[Data about app and page elements]

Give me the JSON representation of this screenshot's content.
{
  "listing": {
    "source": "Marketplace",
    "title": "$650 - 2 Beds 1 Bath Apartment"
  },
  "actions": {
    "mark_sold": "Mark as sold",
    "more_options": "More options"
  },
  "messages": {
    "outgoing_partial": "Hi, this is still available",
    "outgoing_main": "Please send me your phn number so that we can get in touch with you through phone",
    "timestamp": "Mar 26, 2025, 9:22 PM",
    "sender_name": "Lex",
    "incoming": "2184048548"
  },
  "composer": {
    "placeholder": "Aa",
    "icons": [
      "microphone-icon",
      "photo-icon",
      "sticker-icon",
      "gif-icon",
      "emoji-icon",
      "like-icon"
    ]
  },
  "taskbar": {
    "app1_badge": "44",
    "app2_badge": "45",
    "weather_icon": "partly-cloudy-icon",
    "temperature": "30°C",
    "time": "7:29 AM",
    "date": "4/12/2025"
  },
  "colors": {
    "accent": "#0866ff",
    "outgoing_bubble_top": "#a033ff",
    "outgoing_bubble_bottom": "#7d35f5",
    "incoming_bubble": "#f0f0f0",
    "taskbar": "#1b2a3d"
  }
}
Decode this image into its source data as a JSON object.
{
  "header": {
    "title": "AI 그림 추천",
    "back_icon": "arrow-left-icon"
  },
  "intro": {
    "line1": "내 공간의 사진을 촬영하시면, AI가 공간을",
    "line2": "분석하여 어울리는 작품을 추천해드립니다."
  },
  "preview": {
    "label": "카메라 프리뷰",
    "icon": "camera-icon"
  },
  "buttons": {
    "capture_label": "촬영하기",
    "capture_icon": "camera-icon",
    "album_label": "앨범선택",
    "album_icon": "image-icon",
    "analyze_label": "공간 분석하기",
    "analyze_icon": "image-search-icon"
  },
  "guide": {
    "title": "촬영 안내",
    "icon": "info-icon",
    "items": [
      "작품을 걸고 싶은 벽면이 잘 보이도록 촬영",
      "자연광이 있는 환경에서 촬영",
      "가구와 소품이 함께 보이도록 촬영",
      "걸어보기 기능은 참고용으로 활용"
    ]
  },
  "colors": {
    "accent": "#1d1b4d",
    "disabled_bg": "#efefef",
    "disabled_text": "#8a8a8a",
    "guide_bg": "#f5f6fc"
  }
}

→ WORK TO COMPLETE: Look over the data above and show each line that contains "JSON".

→ RESULT OF THE TASK:
Give me the JSON representation of this screenshot's content.
Decode this image into its source data as a JSON object.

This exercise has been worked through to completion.